Seminars at the Annual Meeting will focus on the theme of 'Development through Empowerment.' This is an issue close to the heart of both ADB and the Indian Government. Discussions will range from how to diversify the region's economic activities to high productivity sectors, to job creation in these sectors, disaster risk management, and improved public services delivery.
It is my sincere hope that we will see many of you there.
In closing, I would like to reiterate that the continued weakness in the international economic environment provides a unique opportunity for developing Asia to undertake structural reforms for inclusive and sustainable growth. The challenge is great, but the potential for gains is undeniable. I firmly believe that Asia, and especially India, is ready to take on this challenge. The benefits will be felt for generations to come.
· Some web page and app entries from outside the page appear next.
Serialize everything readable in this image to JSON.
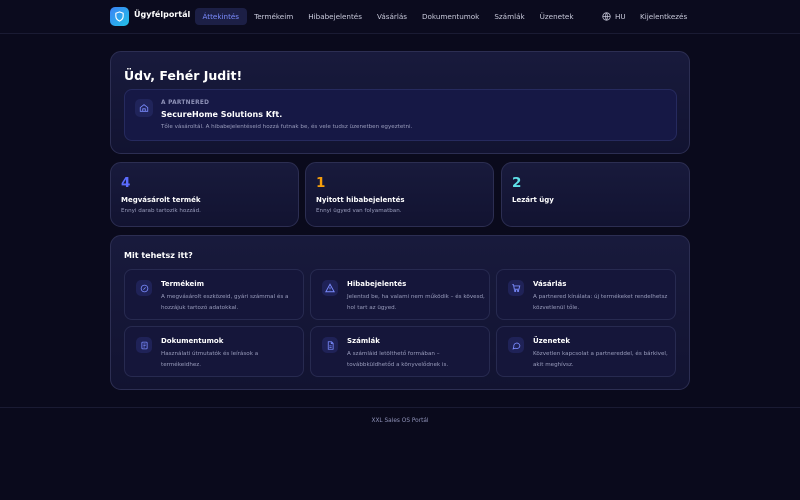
{
  "header": {
    "app_name": "Ügyfélportál",
    "nav": [
      {
        "label": "Áttekintés",
        "active": true
      },
      {
        "label": "Termékeim",
        "active": false
      },
      {
        "label": "Hibabejelentés",
        "active": false
      },
      {
        "label": "Vásárlás",
        "active": false
      },
      {
        "label": "Dokumentumok",
        "active": false
      },
      {
        "label": "Számlák",
        "active": false
      },
      {
        "label": "Üzenetek",
        "active": false
      }
    ],
    "language": "HU",
    "logout_label": "Kijelentkezés"
  },
  "welcome": {
    "title": "Üdv, Fehér Judit!",
    "partner_kicker": "A PARTNERED",
    "partner_name": "SecureHome Solutions Kft.",
    "partner_desc": "Tőle vásároltál. A hibabejelentéseid hozzá futnak be, és vele tudsz üzenetben egyeztetni."
  },
  "stats": [
    {
      "value": "4",
      "label": "Megvásárolt termék",
      "desc": "Ennyi darab tartozik hozzád.",
      "color": "#5b6cff"
    },
    {
      "value": "1",
      "label": "Nyitott hibabejelentés",
      "desc": "Ennyi ügyed van folyamatban.",
      "color": "#f59e0b"
    },
    {
      "value": "2",
      "label": "Lezárt ügy",
      "desc": "",
      "color": "#5ee0e8"
    }
  ],
  "actions": {
    "title": "Mit tehetsz itt?",
    "tiles": [
      {
        "title": "Termékeim",
        "desc": "A megvásárolt eszközeid, gyári számmal és a hozzájuk tartozó adatokkal.",
        "icon": "tag-icon"
      },
      {
        "title": "Hibabejelentés",
        "desc": "Jelentsd be, ha valami nem működik – és kövesd, hol tart az ügyed.",
        "icon": "warning-icon"
      },
      {
        "title": "Vásárlás",
        "desc": "A partnered kínálata: új termékeket rendelhetsz közvetlenül tőle.",
        "icon": "cart-icon"
      },
      {
        "title": "Dokumentumok",
        "desc": "Használati útmutatók és leírások a termékeidhez.",
        "icon": "document-icon"
      },
      {
        "title": "Számlák",
        "desc": "A számláid letölthető formában – továbbküldhetőd a könyvelődnek is.",
        "icon": "invoice-icon"
      },
      {
        "title": "Üzenetek",
        "desc": "Közvetlen kapcsolat a partnereddel, és bárkivel, akit meghívsz.",
        "icon": "chat-icon"
      }
    ]
  },
  "footer": {
    "text": "XXL Sales OS Portál"
  },
  "colors": {
    "accent": "#5b6cff",
    "background": "#0a0a1c"
  }
}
1 57% of India's youth suffer from some degree of unemployability. Graduates constitute only 7% of the 15 to 60 year-old working age population. 40% of this cohort is illiterate. Only 52% of those who pass the secondary level enroll for higher education. While 90% of the employment opportunities require vocational skills, India's education system continues to focus on rote learning. Moreover, recent surveys show that only 30% of India's IT graduates, 25% of engineering graduates, 15% of finance and accounting professionals are suitable for employment.
2 India's urban population has increased from about 290 million in 2001 to 377 million in 2011, or from 27% to 30% of the total population. It is projected that by 2030, out of a total population of 1.4 billion, over 600 million people may be living in urban areas. According to recent estimates, the urban sector currently contributes around 63% of India's GDP. This share is projected to increase to 75% by 2021.